In 2021 and 2022 Clyne Valley Community Project conducted a full survey of the entire country park and mapped the instances of Japanese knotweed. Swansea Council has secured three years of funding from Welsh Government to treat it. The first year of treatment was in 2022. One application is made in the autumn before the plant enters into winter dormancy. It is anticipated that there will be a reduction in extent and vigour each spring. There is the potential for needing more than three years-worth of treatment, and Swansea Council will seek to secure funding to continue treatment if this is the case.

Please do not cut, trample or otherwise interfere with Japanese knotweed, by doing so this limits the effectiveness of the herbicide thereby making the treatment period longer, more expensive and less likely to succeed.
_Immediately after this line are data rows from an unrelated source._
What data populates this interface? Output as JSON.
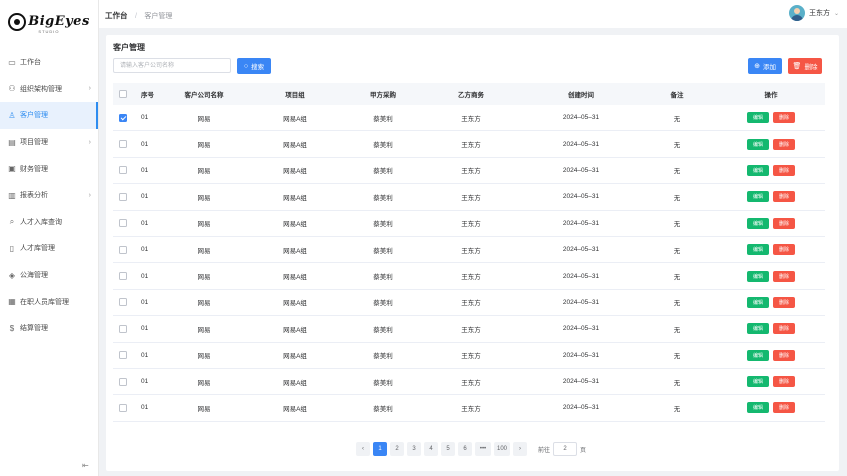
{
  "brand": {
    "logo_text": "BigEyes",
    "logo_sub": "STUDIO"
  },
  "sidebar": {
    "items": [
      {
        "label": "工作台",
        "icon": "monitor-icon",
        "arrow": false,
        "active": false
      },
      {
        "label": "组织架构管理",
        "icon": "org-icon",
        "arrow": true,
        "active": false
      },
      {
        "label": "客户管理",
        "icon": "user-icon",
        "arrow": false,
        "active": true
      },
      {
        "label": "项目管理",
        "icon": "folder-icon",
        "arrow": true,
        "active": false
      },
      {
        "label": "财务管理",
        "icon": "finance-icon",
        "arrow": false,
        "active": false
      },
      {
        "label": "报表分析",
        "icon": "chart-icon",
        "arrow": true,
        "active": false
      },
      {
        "label": "人才入库查询",
        "icon": "search-icon",
        "arrow": false,
        "active": false
      },
      {
        "label": "人才库管理",
        "icon": "document-icon",
        "arrow": false,
        "active": false
      },
      {
        "label": "公海管理",
        "icon": "layers-icon",
        "arrow": false,
        "active": false
      },
      {
        "label": "在职人员库管理",
        "icon": "staff-icon",
        "arrow": false,
        "active": false
      },
      {
        "label": "结算管理",
        "icon": "dollar-icon",
        "arrow": false,
        "active": false
      }
    ]
  },
  "header": {
    "breadcrumb_home": "工作台",
    "breadcrumb_sep": "/",
    "breadcrumb_current": "客户管理",
    "user_name": "王东方"
  },
  "main": {
    "title": "客户管理",
    "search_placeholder": "请输入客户公司名称",
    "search_button": "搜索",
    "add_button": "添加",
    "delete_button": "删除",
    "columns": [
      "序号",
      "客户公司名称",
      "项目组",
      "甲方采购",
      "乙方商务",
      "创建时间",
      "备注",
      "操作"
    ],
    "rows": [
      {
        "checked": true,
        "idx": "01",
        "name": "网易",
        "group": "网易A组",
        "buyer": "蔡美利",
        "biz": "王东方",
        "time": "2024–05–31",
        "note": "无"
      },
      {
        "checked": false,
        "idx": "01",
        "name": "网易",
        "group": "网易A组",
        "buyer": "蔡美利",
        "biz": "王东方",
        "time": "2024–05–31",
        "note": "无"
      },
      {
        "checked": false,
        "idx": "01",
        "name": "网易",
        "group": "网易A组",
        "buyer": "蔡美利",
        "biz": "王东方",
        "time": "2024–05–31",
        "note": "无"
      },
      {
        "checked": false,
        "idx": "01",
        "name": "网易",
        "group": "网易A组",
        "buyer": "蔡美利",
        "biz": "王东方",
        "time": "2024–05–31",
        "note": "无"
      },
      {
        "checked": false,
        "idx": "01",
        "name": "网易",
        "group": "网易A组",
        "buyer": "蔡美利",
        "biz": "王东方",
        "time": "2024–05–31",
        "note": "无"
      },
      {
        "checked": false,
        "idx": "01",
        "name": "网易",
        "group": "网易A组",
        "buyer": "蔡美利",
        "biz": "王东方",
        "time": "2024–05–31",
        "note": "无"
      },
      {
        "checked": false,
        "idx": "01",
        "name": "网易",
        "group": "网易A组",
        "buyer": "蔡美利",
        "biz": "王东方",
        "time": "2024–05–31",
        "note": "无"
      },
      {
        "checked": false,
        "idx": "01",
        "name": "网易",
        "group": "网易A组",
        "buyer": "蔡美利",
        "biz": "王东方",
        "time": "2024–05–31",
        "note": "无"
      },
      {
        "checked": false,
        "idx": "01",
        "name": "网易",
        "group": "网易A组",
        "buyer": "蔡美利",
        "biz": "王东方",
        "time": "2024–05–31",
        "note": "无"
      },
      {
        "checked": false,
        "idx": "01",
        "name": "网易",
        "group": "网易A组",
        "buyer": "蔡美利",
        "biz": "王东方",
        "time": "2024–05–31",
        "note": "无"
      },
      {
        "checked": false,
        "idx": "01",
        "name": "网易",
        "group": "网易A组",
        "buyer": "蔡美利",
        "biz": "王东方",
        "time": "2024–05–31",
        "note": "无"
      },
      {
        "checked": false,
        "idx": "01",
        "name": "网易",
        "group": "网易A组",
        "buyer": "蔡美利",
        "biz": "王东方",
        "time": "2024–05–31",
        "note": "无"
      }
    ],
    "row_edit_label": "编辑",
    "row_delete_label": "删除"
  },
  "pagination": {
    "prev": "‹",
    "pages": [
      "1",
      "2",
      "3",
      "4",
      "5",
      "6",
      "•••",
      "100"
    ],
    "current": "1",
    "next": "›",
    "goto_label": "前往",
    "goto_value": "2",
    "unit": "页"
  },
  "colors": {
    "primary": "#3a86f5",
    "danger": "#f55645",
    "success": "#14b86f"
  }
}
The plants must be healthy so they draw the herbicide into their deep root systems and kill off the entire plant, not just the above-ground parts.

Himalayan balsam while easy to remove (cutting or pulling), can easily re-infest an area. This is because the seeds are mostly transported by water, hence it being present most densely along watercourses. The seeds can persist in the soil for 18 months. So to be successful (i.e. have no re-infestation of the area) any control programme must include the entire watercourse catchment and be undertaken consistently and completely for 2 - 3 years. Permission would need to be secured from private landowners outside of the Country Park. This is no minor undertaking given the extent of work involved.  However, Swansea Council will be looking into the viability of a control programme once we have completed the Japanese knotweed treatment.

There is deadwood and cut scrub everywhere - why?

Where we are able to, fallen and cut scrub and trees are taken off site or processed on site to create habitat piles. Budget and resource limitations mean that it is not always possible to do so. However, the habitats in the country park are extensive and are not significantly affected by leaving cut material at the path boundaries.

Many of the trees in the beech plantation are nearing their end-of-life. Once a tree dies, the canopy opens allowing light to penetrate the floor where dormant seeds spring into life. We try to leave as much standing deadwood as is safe to do so. Both fallen and standing deadwood are important component parts of a woodland providing habitats for numerous species and encouraging a healthy, well-balanced woodland ecosystem.

There's a lot of ivy and bramble in the country park, what's being done to control it?

Ivy is an important habitat and resource for many species - dense ivy provides roosting habitat for crevice-dwelling bats and in autumn provides a late-nectar source for many invertebrates. While there might be pockets of dense ivy growth in the country park, there are far more areas where it is not present or present infrequently; its presence within the country park is evidence of a healthy woodland ecosystem. However, to preserve the old apple trees at Ynys Newydd some work has been undertaken to remove the ivy and take off some of the lower branches. So where appropriate to do so, remedial work will be undertaken. 

Bramble is an extremely valuable habitat and resource for woodland species - providing nesting habitat for birds and small mammals, and food sources and shelter for almost all species. There are pockets where bramble is dense and areas where it is absent or occurs infrequently; maintaining this diversity is incredibly important. However, bramble can become a nuisance, for example, by invading important grassland areas. Where this is the case the council is seeking to cut it back to allow a diversity of habitats to occur.

What can I do to help?

Please do not undertake any habitat management in the Country Park yourself. While well-meaning, actions can sometimes be misinformed and cause more harm than good.

If you are interested and are able, make contact with Clyne Valley Community Project (CVCP) who undertake all sorts of controlled management activities in the Park. They work closely with Swansea Council to make sure activities are appropriate. CVCP has a website and Facebook page.

Link up with Swansea's Local Nature Partnership and/or the Nature Conservation Team Volunteer Coordinator who promote biodiversity events and activities in the county of Swansea such as bioblitz's, wildlife walks and tree planting.